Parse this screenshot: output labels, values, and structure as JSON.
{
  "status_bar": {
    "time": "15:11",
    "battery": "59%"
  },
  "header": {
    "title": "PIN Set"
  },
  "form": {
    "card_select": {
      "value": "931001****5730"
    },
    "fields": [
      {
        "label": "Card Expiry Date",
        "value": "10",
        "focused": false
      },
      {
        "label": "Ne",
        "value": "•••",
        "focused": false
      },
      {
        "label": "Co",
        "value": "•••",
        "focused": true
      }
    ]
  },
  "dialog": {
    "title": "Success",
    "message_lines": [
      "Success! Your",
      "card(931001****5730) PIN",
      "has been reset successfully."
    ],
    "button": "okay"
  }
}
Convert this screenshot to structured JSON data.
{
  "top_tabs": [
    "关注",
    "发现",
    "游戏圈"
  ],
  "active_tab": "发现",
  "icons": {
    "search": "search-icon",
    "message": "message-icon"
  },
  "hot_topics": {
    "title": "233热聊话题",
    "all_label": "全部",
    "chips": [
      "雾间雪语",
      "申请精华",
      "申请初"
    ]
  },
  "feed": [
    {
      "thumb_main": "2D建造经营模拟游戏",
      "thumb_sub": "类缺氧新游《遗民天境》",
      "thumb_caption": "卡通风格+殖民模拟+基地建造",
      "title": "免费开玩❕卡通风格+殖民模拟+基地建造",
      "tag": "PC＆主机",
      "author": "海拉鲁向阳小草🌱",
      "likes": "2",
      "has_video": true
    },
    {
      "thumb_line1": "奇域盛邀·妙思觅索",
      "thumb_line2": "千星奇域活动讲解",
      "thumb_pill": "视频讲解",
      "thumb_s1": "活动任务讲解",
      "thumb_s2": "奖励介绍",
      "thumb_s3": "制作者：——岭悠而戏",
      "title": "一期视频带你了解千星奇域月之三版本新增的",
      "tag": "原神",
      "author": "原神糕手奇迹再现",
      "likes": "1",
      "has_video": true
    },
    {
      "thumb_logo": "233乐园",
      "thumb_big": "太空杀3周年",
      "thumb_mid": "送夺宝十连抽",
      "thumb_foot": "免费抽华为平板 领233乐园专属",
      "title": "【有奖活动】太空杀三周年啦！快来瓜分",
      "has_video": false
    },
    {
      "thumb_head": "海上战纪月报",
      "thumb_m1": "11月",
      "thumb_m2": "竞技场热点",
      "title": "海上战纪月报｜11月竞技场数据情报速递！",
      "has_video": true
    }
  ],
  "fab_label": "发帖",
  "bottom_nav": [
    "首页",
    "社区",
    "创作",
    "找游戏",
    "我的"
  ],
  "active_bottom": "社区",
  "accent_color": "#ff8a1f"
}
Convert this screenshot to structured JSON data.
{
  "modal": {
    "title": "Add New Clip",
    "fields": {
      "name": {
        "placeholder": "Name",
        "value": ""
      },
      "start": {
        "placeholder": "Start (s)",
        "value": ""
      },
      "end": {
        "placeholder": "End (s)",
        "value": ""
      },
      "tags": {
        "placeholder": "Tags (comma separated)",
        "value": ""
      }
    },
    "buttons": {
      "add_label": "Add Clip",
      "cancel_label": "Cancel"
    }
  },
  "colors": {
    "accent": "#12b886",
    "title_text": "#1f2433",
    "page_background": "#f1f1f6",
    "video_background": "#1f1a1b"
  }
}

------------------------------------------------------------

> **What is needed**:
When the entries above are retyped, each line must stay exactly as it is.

> **Exercise answer**:
Parse this screenshot: output labels, values, and structure as JSON.
{
  "status_bar": {
    "time": "15:11",
    "battery": "59%"
  },
  "header": {
    "title": "PIN Set"
  },
  "form": {
    "card_select": {
      "value": "931001****5730"
    },
    "fields": [
      {
        "label": "Card Expiry Date",
        "value": "10",
        "focused": false
      },
      {
        "label": "Ne",
        "value": "•••",
        "focused": false
      },
      {
        "label": "Co",
        "value": "•••",
        "focused": true
      }
    ]
  },
  "dialog": {
    "title": "Success",
    "message_lines": [
      "Success! Your",
      "card(931001****5730) PIN",
      "has been reset successfully."
    ],
    "button": "okay"
  }
}
Convert this screenshot to structured JSON data.
{
  "top_tabs": [
    "关注",
    "发现",
    "游戏圈"
  ],
  "active_tab": "发现",
  "icons": {
    "search": "search-icon",
    "message": "message-icon"
  },
  "hot_topics": {
    "title": "233热聊话题",
    "all_label": "全部",
    "chips": [
      "雾间雪语",
      "申请精华",
      "申请初"
    ]
  },
  "feed": [
    {
      "thumb_main": "2D建造经营模拟游戏",
      "thumb_sub": "类缺氧新游《遗民天境》",
      "thumb_caption": "卡通风格+殖民模拟+基地建造",
      "title": "免费开玩❕卡通风格+殖民模拟+基地建造",
      "tag": "PC＆主机",
      "author": "海拉鲁向阳小草🌱",
      "likes": "2",
      "has_video": true
    },
    {
      "thumb_line1": "奇域盛邀·妙思觅索",
      "thumb_line2": "千星奇域活动讲解",
      "thumb_pill": "视频讲解",
      "thumb_s1": "活动任务讲解",
      "thumb_s2": "奖励介绍",
      "thumb_s3": "制作者：——岭悠而戏",
      "title": "一期视频带你了解千星奇域月之三版本新增的",
      "tag": "原神",
      "author": "原神糕手奇迹再现",
      "likes": "1",
      "has_video": true
    },
    {
      "thumb_logo": "233乐园",
      "thumb_big": "太空杀3周年",
      "thumb_mid": "送夺宝十连抽",
      "thumb_foot": "免费抽华为平板 领233乐园专属",
      "title": "【有奖活动】太空杀三周年啦！快来瓜分",
      "has_video": false
    },
    {
      "thumb_head": "海上战纪月报",
      "thumb_m1": "11月",
      "thumb_m2": "竞技场热点",
      "title": "海上战纪月报｜11月竞技场数据情报速递！",
      "has_video": true
    }
  ],
  "fab_label": "发帖",
  "bottom_nav": [
    "首页",
    "社区",
    "创作",
    "找游戏",
    "我的"
  ],
  "active_bottom": "社区",
  "accent_color": "#ff8a1f"
}
Convert this screenshot to structured JSON data.
{
  "modal": {
    "title": "Add New Clip",
    "fields": {
      "name": {
        "placeholder": "Name",
        "value": ""
      },
      "start": {
        "placeholder": "Start (s)",
        "value": ""
      },
      "end": {
        "placeholder": "End (s)",
        "value": ""
      },
      "tags": {
        "placeholder": "Tags (comma separated)",
        "value": ""
      }
    },
    "buttons": {
      "add_label": "Add Clip",
      "cancel_label": "Cancel"
    }
  },
  "colors": {
    "accent": "#12b886",
    "title_text": "#1f2433",
    "page_background": "#f1f1f6",
    "video_background": "#1f1a1b"
  }
}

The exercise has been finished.